## Task details
Read through the lines below and copy the ones holding the string "children".

(Given information begins)

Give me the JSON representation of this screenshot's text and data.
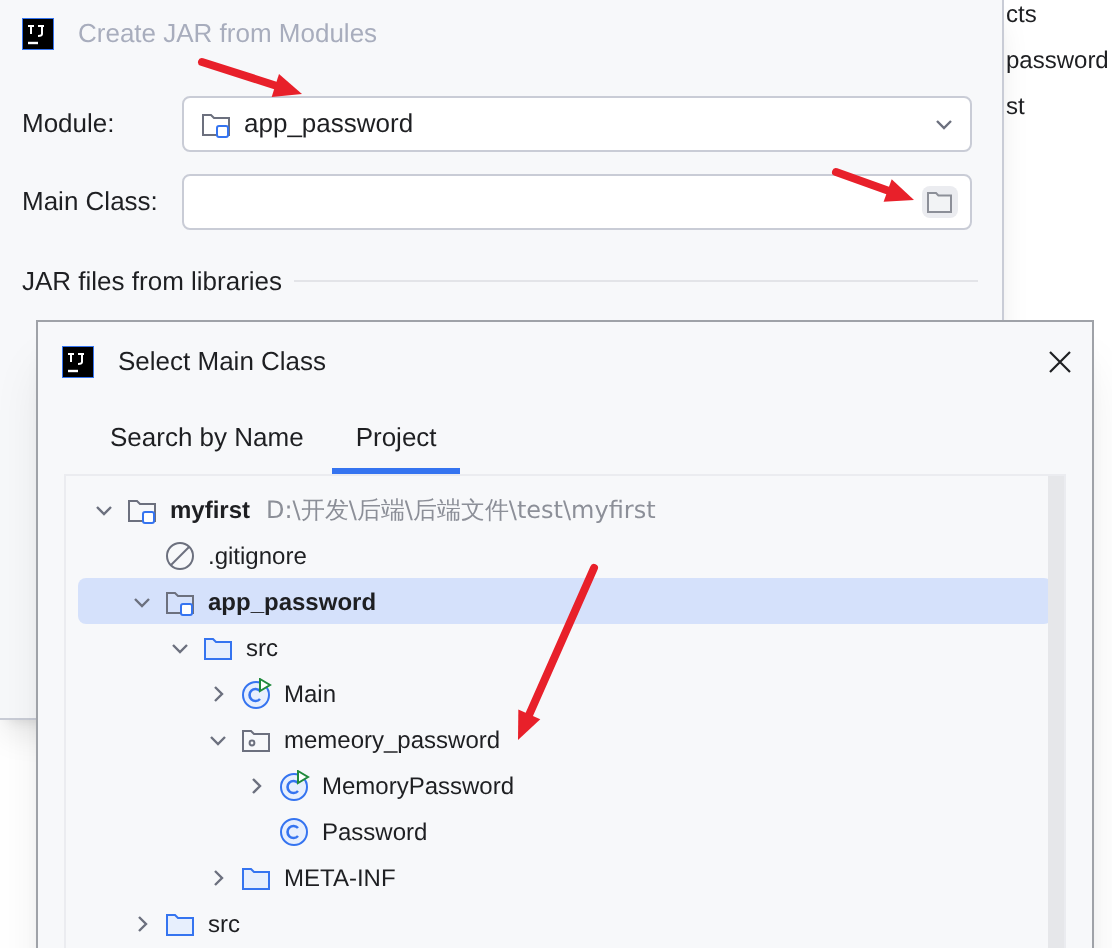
{
  "background_window": {
    "lines": [
      "cts",
      "password",
      "st"
    ]
  },
  "jar_dialog": {
    "title": "Create JAR from Modules",
    "module_label": "Module:",
    "module_value": "app_password",
    "main_class_label": "Main Class:",
    "libraries_heading": "JAR files from libraries"
  },
  "select_dialog": {
    "title": "Select Main Class",
    "tabs": [
      {
        "label": "Search by Name",
        "selected": false
      },
      {
        "label": "Project",
        "selected": true
      }
    ],
    "tree": [
      {
        "kind": "module",
        "label": "myfirst",
        "path": "D:\\开发\\后端\\后端文件\\test\\myfirst",
        "expanded": true,
        "selected": false,
        "children": [
          {
            "kind": "ignored",
            "label": ".gitignore",
            "selected": false
          },
          {
            "kind": "module",
            "label": "app_password",
            "expanded": true,
            "selected": true,
            "children": [
              {
                "kind": "folder",
                "label": "src",
                "expanded": true,
                "selected": false,
                "children": [
                  {
                    "kind": "runnable",
                    "label": "Main",
                    "expanded": false,
                    "selected": false
                  },
                  {
                    "kind": "package",
                    "label": "memeory_password",
                    "expanded": true,
                    "selected": false,
                    "children": [
                      {
                        "kind": "runnable",
                        "label": "MemoryPassword",
                        "expanded": false,
                        "selected": false
                      },
                      {
                        "kind": "class",
                        "label": "Password",
                        "selected": false
                      }
                    ]
                  },
                  {
                    "kind": "folder",
                    "label": "META-INF",
                    "expanded": false,
                    "selected": false
                  }
                ]
              }
            ]
          },
          {
            "kind": "folder",
            "label": "src",
            "expanded": false,
            "selected": false
          }
        ]
      }
    ]
  }
}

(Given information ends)

## Result for this task
        "children": [
            "children": [
                "children": [
                    "children": [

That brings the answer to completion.